by Caitlin Jaworski
Last September, Man Man released On Oni Pond which was a far reach from anything they had previously done before. Described as “an arresting reconstruction”, it’s no wonder fans may have been taken by surprise as their overall sound became much more rhythmic, but reassuringly “still very much Man Man”. Ever since their thrilling reboot, Man Man has been touring the country with their critically acclaimed electric performance, boasting an unconventional and chaotic energy that it would be hard for anyone to follow.
When speaking with frontman, Honus Honus (Ryan Kattner), about their new rebooted sound, he simply states “I don’t think we sound like anyone else.” With their extensive list of quirky instrumentation, it’s plain to see how their sound could resonate with so many people looking for something unique and experimental. On Oni Pond is described by Man Man as “head on and fearless”, which paints an accurate portrayal of the lyrics.
“To us, having good words is important. I wouldn’t call myself a musician’s musician. I’m just someone who writes songs,” Honus Honus says. Adding drummer Pow Pow and his influences create a distinct change to Man Man’s overall sound, the words used are of the utmost importance.
As a focused lyricist, Honus Honus delves into the process of how this “fearless” writing style comes to him. “It’s not that it comes easily.
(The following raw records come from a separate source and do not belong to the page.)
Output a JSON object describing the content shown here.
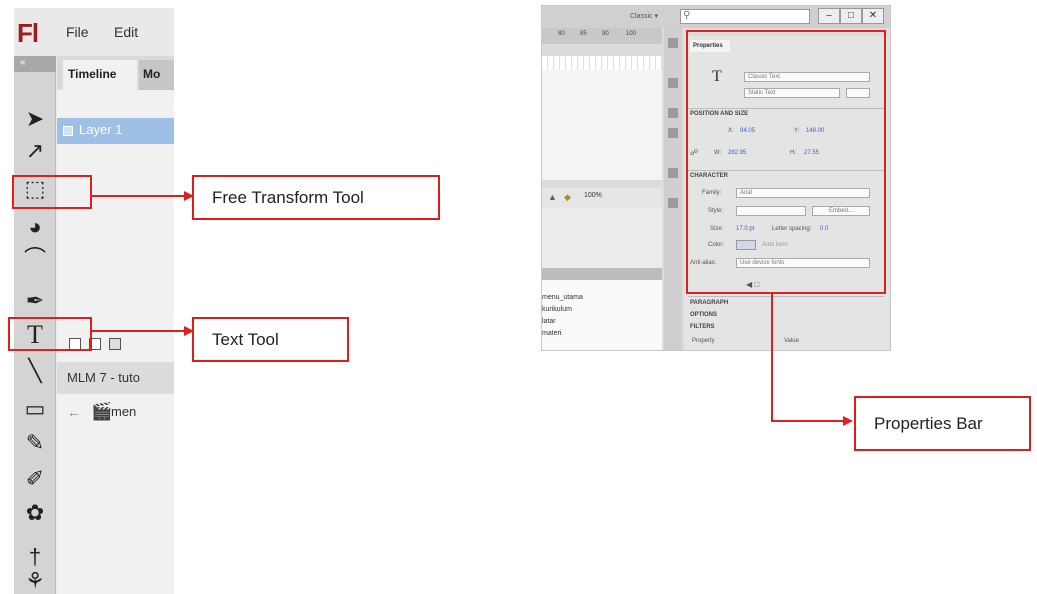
{
  "left_window": {
    "logo": "Fl",
    "menu": [
      "File",
      "Edit"
    ],
    "toolbar_header": "«",
    "timeline": {
      "tab_timeline": "Timeline",
      "tab_motion": "Mo",
      "layer_label": "Layer 1"
    },
    "document_tab": "MLM 7 - tuto",
    "scene_label": "men"
  },
  "tools": [
    {
      "name": "selection-tool-icon",
      "glyph": "➤"
    },
    {
      "name": "subselection-tool-icon",
      "glyph": "↗"
    },
    {
      "name": "free-transform-tool-icon",
      "glyph": "⬚"
    },
    {
      "name": "3d-rotation-tool-icon",
      "glyph": "◕"
    },
    {
      "name": "lasso-tool-icon",
      "glyph": "⌒"
    },
    {
      "name": "pen-tool-icon",
      "glyph": "✒"
    },
    {
      "name": "text-tool-icon",
      "glyph": "T"
    },
    {
      "name": "line-tool-icon",
      "glyph": "╲"
    },
    {
      "name": "rectangle-tool-icon",
      "glyph": "▭"
    },
    {
      "name": "pencil-tool-icon",
      "glyph": "✎"
    },
    {
      "name": "brush-tool-icon",
      "glyph": "✐"
    },
    {
      "name": "deco-tool-icon",
      "glyph": "✿"
    },
    {
      "name": "bone-tool-icon",
      "glyph": "†"
    },
    {
      "name": "paint-bucket-tool-icon",
      "glyph": "⚘"
    }
  ],
  "callouts": {
    "free_transform": "Free Transform Tool",
    "text_tool": "Text Tool",
    "properties_bar": "Properties Bar"
  },
  "right_window": {
    "workspace": "Classic ▾",
    "window_buttons": [
      "–",
      "□",
      "✕"
    ],
    "ruler": [
      "80",
      "85",
      "90",
      "100"
    ],
    "zoom": "100%",
    "library_items": [
      "menu_utama",
      "kurikulum",
      "latar",
      "materi"
    ],
    "properties": {
      "tab": "Properties",
      "text_engine": "Classic Text",
      "text_type": "Static Text",
      "section_position": "POSITION AND SIZE",
      "x_label": "X:",
      "x_value": "94.05",
      "y_label": "Y:",
      "y_value": "148.00",
      "w_label": "W:",
      "w_value": "282.95",
      "h_label": "H:",
      "h_value": "27.55",
      "section_character": "CHARACTER",
      "family_label": "Family:",
      "family_value": "Arial",
      "style_label": "Style:",
      "style_button": "Embed...",
      "size_label": "Size:",
      "size_value": "17.0 pt",
      "letter_spacing_label": "Letter spacing:",
      "letter_spacing_value": "0.0",
      "color_label": "Color:",
      "auto_kern": "Auto kern",
      "antialias_label": "Anti-alias:",
      "antialias_value": "Use device fonts",
      "section_paragraph": "PARAGRAPH",
      "section_options": "OPTIONS",
      "section_filters": "FILTERS",
      "filters_col_property": "Property",
      "filters_col_value": "Value"
    }
  }
}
We just make the songs that we wanna make, and try not to over think it too much.” Honesty comes in this simplicity to Honus Honus, and writing fearlessly is as easy as writing precisely what you want with no beating around the bush.
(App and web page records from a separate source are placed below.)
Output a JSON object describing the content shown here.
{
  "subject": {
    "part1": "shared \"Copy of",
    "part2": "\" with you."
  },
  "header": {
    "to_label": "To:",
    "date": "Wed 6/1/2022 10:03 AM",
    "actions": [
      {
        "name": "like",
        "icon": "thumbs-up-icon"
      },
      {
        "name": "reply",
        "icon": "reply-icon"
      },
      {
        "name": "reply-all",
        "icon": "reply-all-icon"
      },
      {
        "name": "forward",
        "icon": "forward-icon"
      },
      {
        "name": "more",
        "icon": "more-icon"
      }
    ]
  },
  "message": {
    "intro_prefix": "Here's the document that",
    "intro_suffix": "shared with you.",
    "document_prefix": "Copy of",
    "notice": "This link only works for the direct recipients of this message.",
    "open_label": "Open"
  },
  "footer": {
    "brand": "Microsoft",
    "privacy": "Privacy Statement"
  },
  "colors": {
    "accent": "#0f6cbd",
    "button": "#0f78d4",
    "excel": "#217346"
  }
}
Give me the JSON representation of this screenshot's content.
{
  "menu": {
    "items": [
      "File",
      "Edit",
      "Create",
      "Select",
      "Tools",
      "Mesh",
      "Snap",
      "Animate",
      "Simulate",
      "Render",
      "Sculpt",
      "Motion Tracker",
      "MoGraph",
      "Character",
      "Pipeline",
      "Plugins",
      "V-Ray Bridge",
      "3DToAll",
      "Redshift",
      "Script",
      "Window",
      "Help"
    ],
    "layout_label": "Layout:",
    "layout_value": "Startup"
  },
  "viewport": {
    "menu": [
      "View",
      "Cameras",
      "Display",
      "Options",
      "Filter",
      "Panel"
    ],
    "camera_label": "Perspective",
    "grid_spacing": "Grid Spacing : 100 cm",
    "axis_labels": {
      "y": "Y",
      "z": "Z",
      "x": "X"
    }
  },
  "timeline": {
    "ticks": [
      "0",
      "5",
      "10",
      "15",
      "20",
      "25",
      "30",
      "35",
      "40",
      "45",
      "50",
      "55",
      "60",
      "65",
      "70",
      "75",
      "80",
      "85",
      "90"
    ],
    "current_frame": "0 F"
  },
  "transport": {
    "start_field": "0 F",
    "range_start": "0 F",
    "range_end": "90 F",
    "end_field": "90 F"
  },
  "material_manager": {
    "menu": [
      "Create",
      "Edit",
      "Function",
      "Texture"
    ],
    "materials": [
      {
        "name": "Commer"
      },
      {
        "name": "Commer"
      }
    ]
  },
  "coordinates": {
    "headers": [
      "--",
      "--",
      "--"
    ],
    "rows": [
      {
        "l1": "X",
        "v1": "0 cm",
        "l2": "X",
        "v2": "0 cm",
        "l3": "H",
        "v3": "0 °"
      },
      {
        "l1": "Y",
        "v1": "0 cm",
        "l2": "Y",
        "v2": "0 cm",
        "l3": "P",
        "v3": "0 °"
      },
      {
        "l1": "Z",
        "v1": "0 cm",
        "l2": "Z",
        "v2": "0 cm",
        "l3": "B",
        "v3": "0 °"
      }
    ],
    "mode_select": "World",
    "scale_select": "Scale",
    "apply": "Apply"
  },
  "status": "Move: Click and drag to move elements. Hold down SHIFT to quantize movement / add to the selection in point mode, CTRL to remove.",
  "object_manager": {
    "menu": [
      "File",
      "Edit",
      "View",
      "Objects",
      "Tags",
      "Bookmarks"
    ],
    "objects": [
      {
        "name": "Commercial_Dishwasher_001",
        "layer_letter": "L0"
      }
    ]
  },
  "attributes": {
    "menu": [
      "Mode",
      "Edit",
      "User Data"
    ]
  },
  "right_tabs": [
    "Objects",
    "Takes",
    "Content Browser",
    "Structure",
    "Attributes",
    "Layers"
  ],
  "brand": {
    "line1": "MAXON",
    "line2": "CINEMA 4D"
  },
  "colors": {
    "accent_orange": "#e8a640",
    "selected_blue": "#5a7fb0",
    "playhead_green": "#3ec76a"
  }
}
Combined with their honest words is the band’s ability to make an eccentric impact on their sound no matter how rhythmic or experimental it sounds. Their instrumentation varies from a standard drum set, trumpet, flute to the unconventional, which includes pots and pans, noisemakers and other various household objects.
Honus Honus says that “if there’s an instrument I think sounds kinda cool I’ll pick it up. Sometimes I’ll just buy an instrument- like a ukulele- and I’ll have to learn how to play it because I bought it. I had to write a song with a ukulele because I bought a ukulele.”
In the end, though, despite the fun that comes with tinkering around with such unique sounds, the importance for a song to be written still holds true. “Yeah, they make a cool sound, but ultimately I’ve got to write a song.”
Will Man Man stay consistent with this reconstruction of their sound on the addition of future records? Honus Honus plans to “reboot Man Man with every new record.” Whether or not the audience is satisfied with the changing of their sound, it is clear that although Man Man’s sound is ever-changing, their pride and attention to the messages they convey, and devotion to making songs, is not.
As Philly natives, Man Man will be back in town this weekend XpoNential Festival where they will play with other phenomenal live talents such as Jenny Lewis, Lucius and Dawes. Honus Honus is looking forward to catching one at in particular. “Beck. Beck is inspirational.” Along with the initial excitement of these other equally terrific talents, he’s generally “very excited to play Xponential. It’s our first time playing it,” and hopefully not their last.
With infectious tracks like “Loot My Body” and “Head On [Hold On To Your Heart]”, Man Man is bringing their phenomenal live performance back home again Sunday night. Without a doubt, you should not miss them and all of the other talent appearing this weekend for Xponential.